It’s been a few years since Virginia politics had an election-year scandal. In 2013, it was then-Gov. Robert F. McDonnell’s (R) tawdry dalliance with the former head of Star Scientific, Jonnie R. Williams. Now, it’s a growing scandal surrounding the Virginia Parole Board.

The Office of the State Inspector General reported that the Parole Board violated state law and its own procedures when it released Vincent Martin from jail early last year. Martin was serving a life sentence for murdering a police officer in 1979. Similar violations are alleged in at least eight other cases.

The story has been brewing for months, casting doubt on the Parole Board’s leadership and raising serious questions about who knew what about the board’s activities, when they knew it and what they did once they became aware of the problems.

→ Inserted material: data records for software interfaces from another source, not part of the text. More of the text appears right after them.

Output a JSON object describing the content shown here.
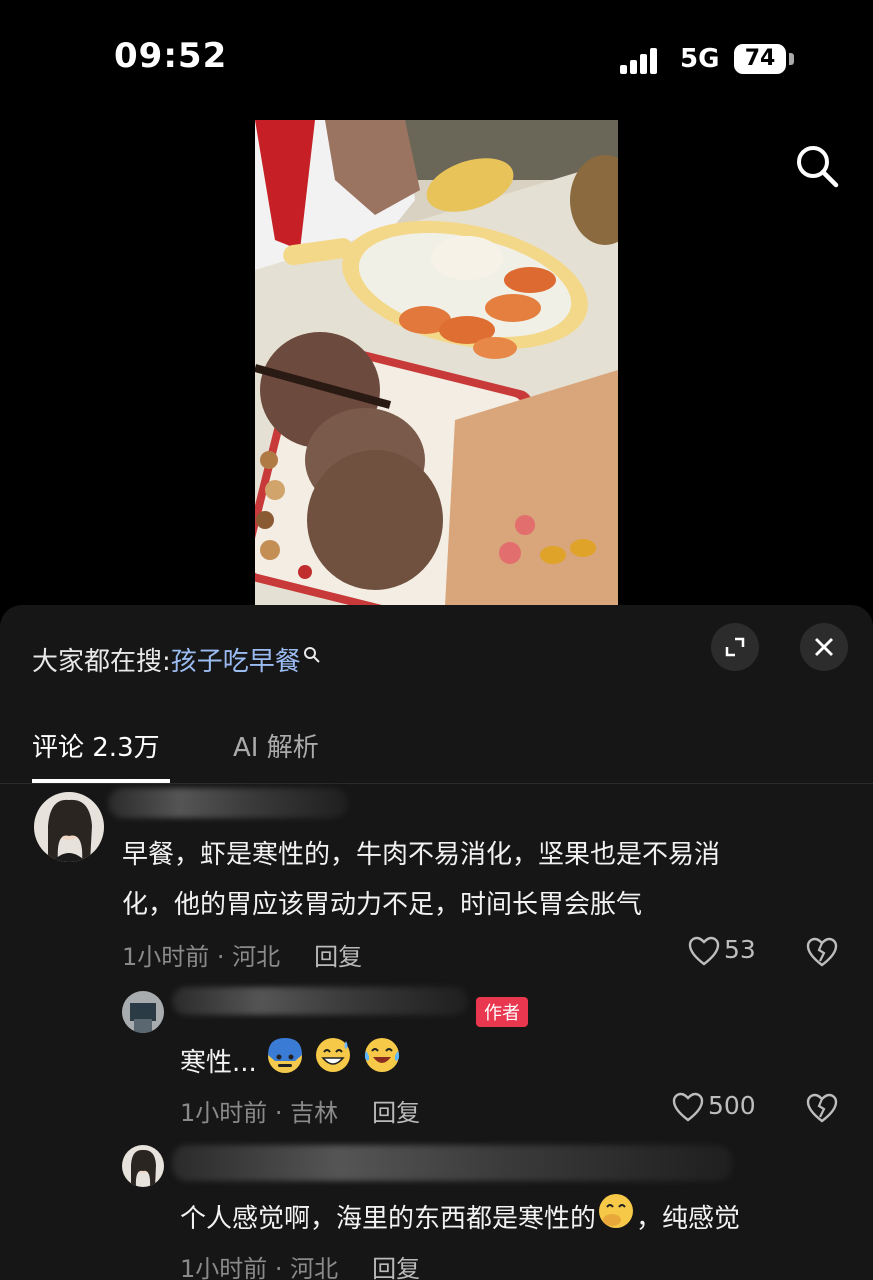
{
  "status": {
    "time": "09:52",
    "network": "5G",
    "battery": "74"
  },
  "hot_search": {
    "prefix": "大家都在搜:",
    "keyword": "孩子吃早餐"
  },
  "tabs": {
    "comments": "评论 2.3万",
    "ai": "AI 解析"
  },
  "comments": [
    {
      "text_line1": "早餐，虾是寒性的，牛肉不易消化，坚果也是不易消",
      "text_line2": "化，他的胃应该胃动力不足，时间长胃会胀气",
      "meta": "1小时前 · 河北",
      "reply": "回复",
      "likes": "53"
    },
    {
      "text": "寒性...",
      "author_tag": "作者",
      "meta": "1小时前 · 吉林",
      "reply": "回复",
      "likes": "500"
    },
    {
      "text": "个人感觉啊，海里的东西都是寒性的",
      "text_after": "，纯感觉",
      "meta": "1小时前 · 河北",
      "reply": "回复"
    }
  ],
  "colors": {
    "keyword": "#9bbcf2",
    "author_tag": "#e8374f",
    "panel": "#161616"
  }
}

That includes members of Gov. Ralph Northam’s (D) staff. A whistleblower lawsuit alleges Northam’s chief of staff, Clark Mercer, and Brian Moran, secretary of public safety, “interrogated” senior investigator Jennifer Moschetti over the release of a draft report from the inspector general’s office that exposed a pattern of Parole Board missteps and questionable activity.

Mercer added to his role in the affair recently, telling reporters gathered for an update on the state’s coronavirus response that he and others “went into that meeting thinking there was bias and lack of objectivity” in the inspector general’s report and that “we left that meeting knowing that there was bias and lack of objectivity in that report.”

Normally, gubernatorial staffers are neither seen nor heard in public forums. Mercer apparently didn’t get that memo.

He won’t be the last member of the administration who will have to answer questions about what’s going on with the Parole Board — and why he and, it seems, Moran, are “interrogating” investigators.

In other circumstances and other times, Mercer, former Parole Board chair (and now Judge) Adrianne Bennett and a growing cast of supporting players would be answering questions before the General Assembly. Two state senators, Republican Bryce E. Reeves (Spotsylvania) and Democrat John L. Bell (Loudoun), sent a letter to Senate Judiciary Committee chairman John S. Edwards (D-Roanoke) requesting he create a special committee to investigate the matter.

Edwards says he lacks the legal authority to convene any such panel, let alone conduct an investigation. Edwards’s rope-a-dope strategy and ignorance of previous legislative investigations aside, who will investigate what happened at the Parole Board?

It appears senior Democratic lawmakers have neither the will nor the desire to do so. It’s an election year, after all, and an investigation would only boost Republican fortunes in November.

Is it the Office of the State Inspector General? Mercer says it’s biased and unreliable. Plus, the inspector general’s office is conducting its own bizarre hunt for the whistleblower who leaked the damning 13-page draft report on the Parole Board’s actions.

So the inspector general’s office is out. Maybe the state police? They are currently carrying out the IG’s whistleblower hunt. An independent prosecutor? Perhaps. But then the question is who appoints such an investigator? The Attorney General’s Office? Northam’s office? Both are entwined in the Parole Board story, so they have conflicts. The state courts? Possibly.

Or maybe this gets settled at the polls in November. Politics does have the unique ability to put an intense spotlight on the politicians involved in a scandal.

That includes Democratic gubernatorial front-runner Terry McAuliffe. McAuliffe appointed Adrianne Bennett to chair the Parole Board in 2017. His reasoning: He wanted someone who would “make sure that we are moving expeditiously on these parole hearings.”

Does McAuliffe think Bennett acted properly in the Vincent Martin parole case or the other cases mentioned in the inspector general’s draft report? Does McAuliffe agree with Northam that there should be an independent investigation of the board’s actions? If yes, who should lead it? If no, does he agree with Mercer that the inspector general’s report is hopelessly biased and should be dismissed out of hand?

Others will have to answer questions, including every other member of the Democratic field of candidates seeking the party’s nomination for the state’s top three posts.

Do they believe there should be an independent investigation into the Parole Board scandal? If yes, who should lead it? If no, then do they, too, think there’s nothing to see here?

Read more from Norman Leahy: